● **Exercise goal**
Among the entries below, find every line that has "hemocytometer" and pull it out.

● **Data for this exercise**
● ● ●
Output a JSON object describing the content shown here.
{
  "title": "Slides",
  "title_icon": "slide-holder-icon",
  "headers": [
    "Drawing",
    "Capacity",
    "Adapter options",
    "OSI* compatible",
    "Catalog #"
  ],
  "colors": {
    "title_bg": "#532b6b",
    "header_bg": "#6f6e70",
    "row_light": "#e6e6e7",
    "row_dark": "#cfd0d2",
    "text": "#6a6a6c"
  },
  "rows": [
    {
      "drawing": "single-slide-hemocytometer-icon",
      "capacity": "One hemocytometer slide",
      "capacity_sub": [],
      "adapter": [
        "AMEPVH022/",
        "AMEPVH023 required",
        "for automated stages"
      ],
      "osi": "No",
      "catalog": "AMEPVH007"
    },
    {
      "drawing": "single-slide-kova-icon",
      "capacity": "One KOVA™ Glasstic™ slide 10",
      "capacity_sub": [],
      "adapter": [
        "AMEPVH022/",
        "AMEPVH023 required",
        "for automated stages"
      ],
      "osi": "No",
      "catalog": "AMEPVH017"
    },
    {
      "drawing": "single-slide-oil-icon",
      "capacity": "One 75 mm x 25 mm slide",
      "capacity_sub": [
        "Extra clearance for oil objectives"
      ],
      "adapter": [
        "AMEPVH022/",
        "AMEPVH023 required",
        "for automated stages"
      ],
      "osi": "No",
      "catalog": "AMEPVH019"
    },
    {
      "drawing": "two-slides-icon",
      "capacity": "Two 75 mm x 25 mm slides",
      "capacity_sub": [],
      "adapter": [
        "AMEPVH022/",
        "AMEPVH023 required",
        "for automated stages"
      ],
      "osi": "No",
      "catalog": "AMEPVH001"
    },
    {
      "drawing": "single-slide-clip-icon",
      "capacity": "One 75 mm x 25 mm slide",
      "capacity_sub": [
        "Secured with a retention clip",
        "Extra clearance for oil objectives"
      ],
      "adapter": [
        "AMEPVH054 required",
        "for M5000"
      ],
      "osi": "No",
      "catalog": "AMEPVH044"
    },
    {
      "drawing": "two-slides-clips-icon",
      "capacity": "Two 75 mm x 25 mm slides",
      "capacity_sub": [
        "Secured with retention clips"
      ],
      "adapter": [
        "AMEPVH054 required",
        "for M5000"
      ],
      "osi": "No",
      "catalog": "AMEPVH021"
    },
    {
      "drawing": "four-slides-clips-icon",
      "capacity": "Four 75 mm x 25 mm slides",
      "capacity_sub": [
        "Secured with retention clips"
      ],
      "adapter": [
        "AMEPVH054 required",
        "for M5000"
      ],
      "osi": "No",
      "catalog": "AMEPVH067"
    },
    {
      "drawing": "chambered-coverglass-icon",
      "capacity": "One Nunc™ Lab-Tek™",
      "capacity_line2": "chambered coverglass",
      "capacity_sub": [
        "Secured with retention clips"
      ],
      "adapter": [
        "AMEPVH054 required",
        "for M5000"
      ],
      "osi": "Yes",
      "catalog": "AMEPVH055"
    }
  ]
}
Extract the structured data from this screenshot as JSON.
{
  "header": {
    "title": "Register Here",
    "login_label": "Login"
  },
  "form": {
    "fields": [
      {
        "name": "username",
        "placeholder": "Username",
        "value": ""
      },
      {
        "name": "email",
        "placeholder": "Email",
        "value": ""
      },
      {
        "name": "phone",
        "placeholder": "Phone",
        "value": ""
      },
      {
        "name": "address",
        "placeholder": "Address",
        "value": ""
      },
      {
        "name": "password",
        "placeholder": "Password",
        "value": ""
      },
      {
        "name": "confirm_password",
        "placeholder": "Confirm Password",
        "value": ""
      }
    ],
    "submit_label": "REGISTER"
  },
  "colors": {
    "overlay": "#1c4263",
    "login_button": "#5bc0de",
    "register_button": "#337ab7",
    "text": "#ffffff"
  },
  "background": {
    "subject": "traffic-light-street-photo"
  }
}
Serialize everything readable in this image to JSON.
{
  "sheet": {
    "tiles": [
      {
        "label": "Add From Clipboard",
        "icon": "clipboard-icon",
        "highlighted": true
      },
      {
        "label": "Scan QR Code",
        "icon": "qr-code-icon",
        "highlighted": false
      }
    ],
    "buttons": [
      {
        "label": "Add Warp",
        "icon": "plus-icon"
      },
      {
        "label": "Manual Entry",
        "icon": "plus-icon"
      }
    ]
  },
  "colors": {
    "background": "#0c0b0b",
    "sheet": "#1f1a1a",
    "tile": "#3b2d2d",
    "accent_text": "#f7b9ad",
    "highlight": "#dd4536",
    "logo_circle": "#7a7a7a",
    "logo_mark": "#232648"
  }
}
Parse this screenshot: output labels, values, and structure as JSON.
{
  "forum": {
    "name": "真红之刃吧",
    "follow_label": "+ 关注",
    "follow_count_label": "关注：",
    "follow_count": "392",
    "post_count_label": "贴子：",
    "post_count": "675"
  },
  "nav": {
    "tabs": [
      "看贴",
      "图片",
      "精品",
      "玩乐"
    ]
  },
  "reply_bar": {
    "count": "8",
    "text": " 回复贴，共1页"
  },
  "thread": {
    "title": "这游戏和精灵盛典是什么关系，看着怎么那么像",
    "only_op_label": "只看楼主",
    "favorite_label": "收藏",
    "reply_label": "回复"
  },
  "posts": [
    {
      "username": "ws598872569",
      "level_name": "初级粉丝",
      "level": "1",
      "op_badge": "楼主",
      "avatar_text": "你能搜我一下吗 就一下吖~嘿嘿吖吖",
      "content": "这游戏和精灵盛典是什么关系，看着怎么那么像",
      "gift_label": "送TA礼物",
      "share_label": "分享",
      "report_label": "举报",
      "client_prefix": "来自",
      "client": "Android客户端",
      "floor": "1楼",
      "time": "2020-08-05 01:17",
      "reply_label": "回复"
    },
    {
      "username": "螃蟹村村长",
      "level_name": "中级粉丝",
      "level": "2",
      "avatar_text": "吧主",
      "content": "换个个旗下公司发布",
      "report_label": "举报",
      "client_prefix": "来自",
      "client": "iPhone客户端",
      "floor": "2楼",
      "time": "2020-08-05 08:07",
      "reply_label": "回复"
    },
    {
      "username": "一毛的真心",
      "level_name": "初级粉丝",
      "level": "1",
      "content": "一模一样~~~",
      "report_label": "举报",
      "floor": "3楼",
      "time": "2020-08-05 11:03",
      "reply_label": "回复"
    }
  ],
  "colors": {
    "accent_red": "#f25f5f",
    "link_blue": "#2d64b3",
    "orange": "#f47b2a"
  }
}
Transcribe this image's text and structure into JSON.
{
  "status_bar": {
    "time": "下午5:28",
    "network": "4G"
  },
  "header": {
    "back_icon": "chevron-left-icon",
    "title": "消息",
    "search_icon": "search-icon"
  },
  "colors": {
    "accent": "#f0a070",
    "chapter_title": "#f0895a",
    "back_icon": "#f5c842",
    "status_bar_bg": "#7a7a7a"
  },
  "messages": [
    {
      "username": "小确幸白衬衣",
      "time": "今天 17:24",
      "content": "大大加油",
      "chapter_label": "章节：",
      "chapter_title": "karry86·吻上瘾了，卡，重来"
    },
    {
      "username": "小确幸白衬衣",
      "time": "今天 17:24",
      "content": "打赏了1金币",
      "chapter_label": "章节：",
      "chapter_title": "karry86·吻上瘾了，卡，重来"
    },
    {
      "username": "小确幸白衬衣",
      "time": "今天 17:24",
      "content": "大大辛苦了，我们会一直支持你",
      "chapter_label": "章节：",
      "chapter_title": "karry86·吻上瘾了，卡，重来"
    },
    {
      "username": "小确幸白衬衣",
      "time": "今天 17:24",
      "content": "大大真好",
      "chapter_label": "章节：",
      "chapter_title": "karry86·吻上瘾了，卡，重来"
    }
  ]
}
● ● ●
● **Task result**
      "drawing": "single-slide-hemocytometer-icon",
      "capacity": "One hemocytometer slide",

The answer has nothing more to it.